Fayetteville, AR -(AmmoLand.com)- March for Our Lives, an organization founded by a “group of students”[read Bloomberg] who were the victims of the Parkland school shooting, has a plan for peace in America called C.H.A.N.G.E., six bold—according to them—collections of actions that they believe will reduce the number of gun deaths.
Predictably, it’s a hash of demands that have been made for years, vague wishes for easy fixes, and generally a desire to make legal gun ownership as difficult as possible.
The specific proposals are all too familiar:
- a license to purchase guns and ammunition that must be renewed annually with background checks and that requires personal references to receive,
- raising the minimum age for ownership to twenty-one,
- a ten-day waiting period for the transfer of a firearm, firearm storage requirements,
- bans on online sales, a maximum of one gun purchase a month,
- bans on “assault weapons” and “high-capacity” magazines,
- and the kind of red flag laws that lack protections for due process.
March for Our Lives also wants to see a National Director of Gun Violence Prevention appointed to “operationalize and empower existing federal agencies,” whatever that is supposed to mean? Also they hope to see a domestic peace corp formed that would do unspecified things to reduce violence. And then there’s the proposed mandate that would require owners of “assault weapons” to sell them to the government, while “encourag[ing] voluntary civilian reduction of handguns and other firearms.”

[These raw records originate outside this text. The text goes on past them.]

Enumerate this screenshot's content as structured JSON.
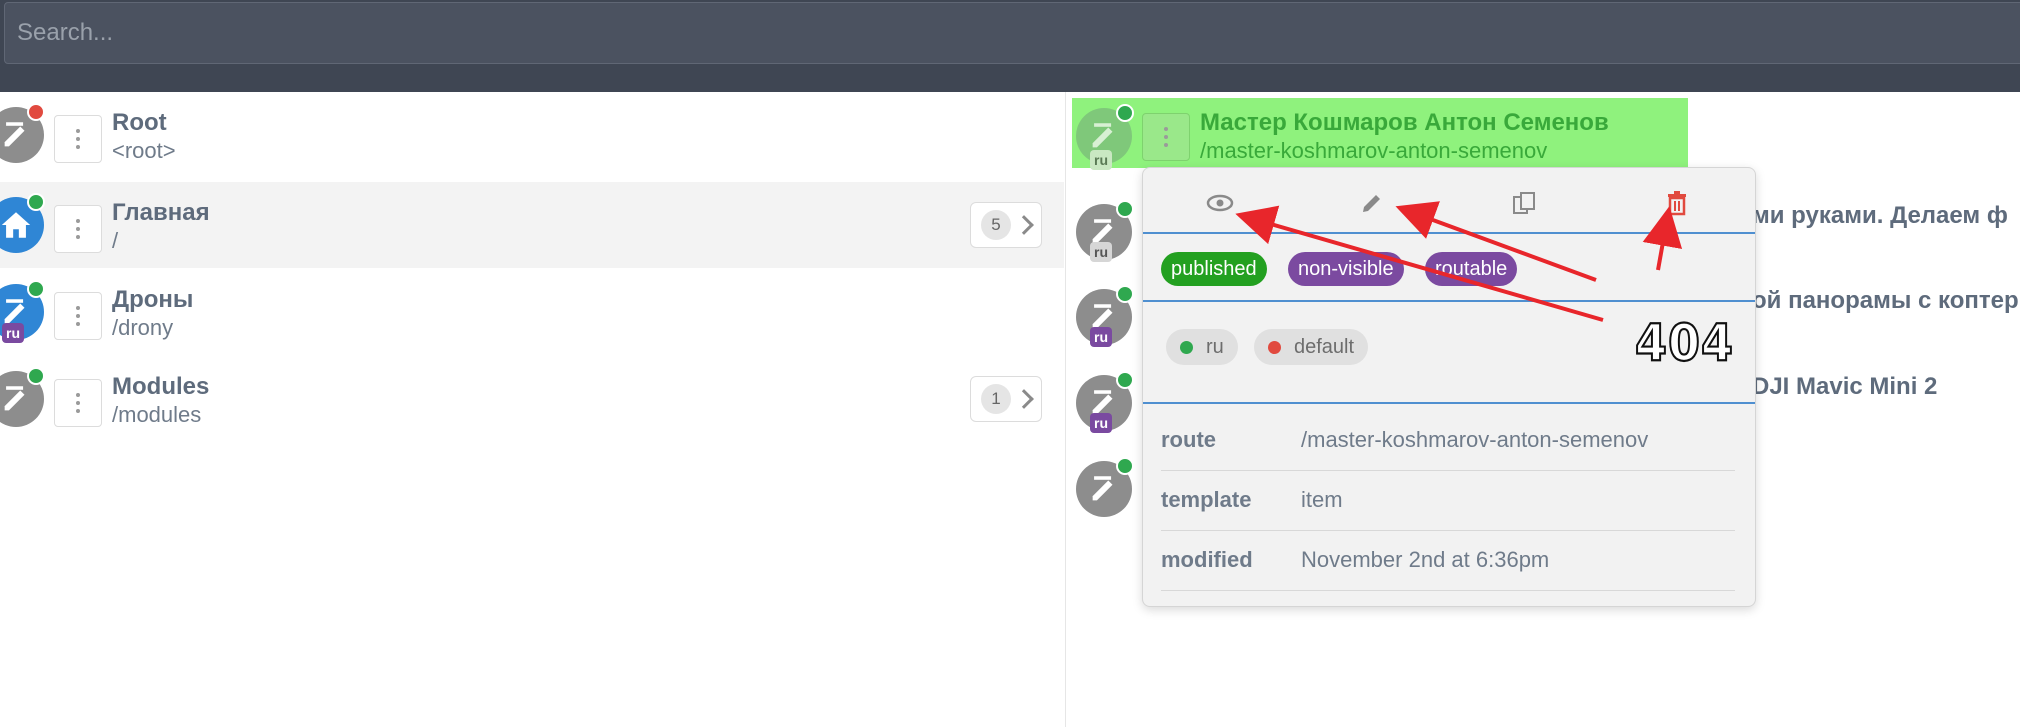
{
  "search": {
    "placeholder": "Search..."
  },
  "left_items": [
    {
      "title": "Root",
      "path": "<root>",
      "status": "red",
      "icon": "pencil-icon",
      "lang": ""
    },
    {
      "title": "Главная",
      "path": "/",
      "status": "green",
      "icon": "home-icon",
      "lang": "",
      "count": "5"
    },
    {
      "title": "Дроны",
      "path": "/drony",
      "status": "green",
      "icon": "pencil-icon",
      "lang": "ru"
    },
    {
      "title": "Modules",
      "path": "/modules",
      "status": "green",
      "icon": "pencil-icon",
      "lang": "",
      "count": "1"
    }
  ],
  "right_items": [
    {
      "title": "Мастер Кошмаров Антон Семенов",
      "path": "/master-koshmarov-anton-semenov",
      "lang": "ru"
    },
    {
      "title_fragment": "ми руками. Делаем ф",
      "lang": "ru"
    },
    {
      "title_fragment": "ой панорамы с коптер",
      "lang": "ru"
    },
    {
      "title_fragment": "DJI Mavic Mini 2",
      "lang": "ru"
    },
    {
      "title_fragment": ""
    }
  ],
  "popover": {
    "actions": [
      "eye-icon",
      "pencil-icon",
      "copy-icon",
      "trash-icon"
    ],
    "tags": [
      "published",
      "non-visible",
      "routable"
    ],
    "langs": [
      {
        "label": "ru",
        "color": "#2fa84f"
      },
      {
        "label": "default",
        "color": "#e14a3f"
      }
    ],
    "annotation": "404",
    "props": [
      {
        "key": "route",
        "value": "/master-koshmarov-anton-semenov"
      },
      {
        "key": "template",
        "value": "item"
      },
      {
        "key": "modified",
        "value": "November 2nd at 6:36pm"
      }
    ]
  },
  "colors": {
    "accent": "#4f8fd0",
    "highlight": "#8ff27d",
    "arrow": "#e8262b"
  }
}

In other words, there’s nothing new here, other than a lot of juvenile optimism.
It’s good for young people to get involved in the adult world, but part of doing so is a realization of how complicated life is. March for Our Lives offers the licensing program in Connecticut and the gun control laws of Australia and England as examples to support their faith in the concept, neglecting to consider the details. Connecticut did see a decline in the homicide rate following the passage of a licensing requirement for handguns, but the entire country experienced the same decline, and most states don’t share that law. A license to carry a firearm outside the home was introduced in England in 1870 and a license to own a handgun in 1903.
Regulations ratched up from there, ending up in the repressive system that exists today. And yet, the homicide rate in that country has been basically flat since 1775, and I’m being generous to the gun control side here, since as the laws became stricter in the mid-twentieth century, there was a slight rise in the murder rate, followed by the same decline in the 90s that the whole world enjoyed. And in Australia, there were spikes in homicides after the 1997 laws were enacted, but a decline began again in the early 90s, and there was no accelerated decline due to the new controls.
If the honest goal is to reduce rates of violence, this is a good desire, but having a goal is not the same thing as having a good plan to achieve it. Policies must come with sound reasoning that shows that they’ll work. The March for Our Lives activists will likely regard me as old fashioned if I point out that what they propose would be a major curtailment of rights, but they should think about the consequences were they to achieve a significant reduction in private gun ownership in America. They identify police violence as one of the types that they want to reduce, but have no problem seeing agents of the government as the only people who legally possess “assault weapons.”
In my observations done as a child and as an adult, I haven’t seen the line, “you’ll understand when you grow up,” ever work, and I doubt it would succeed here. What may win young people over is to appeal to their desire for independence and their willingness to live and let live? Millennials, for example, see GSRM (gender, sexual, and romantic minority) rights as obvious and see no reason why marijuana should be illegal. Private gun ownership fits into this easily. A government that can take away one’s stash isn’t a government that has to be scrupulous about which kind of stash it seizes.
If we can’t win the rising generation over, gun rights will be increasingly curtailed. And even if it takes them decades to achieve that, the American legacy matters too much to me to say that I’ve got mine and let the future tend to itself. There is no need to allow March for Our Lives to win this fight, and we in the gun community have work to do in persuading young people to come to our side.
About Greg Camp
Greg Camp has taught English composition and literature since 1998 and is the author of six books, including a western, The Willing Spirit, and Each One, Teach One, with Ranjit Singh on gun politics in America. His books can be found on Amazon. He tweets @gregcampnc.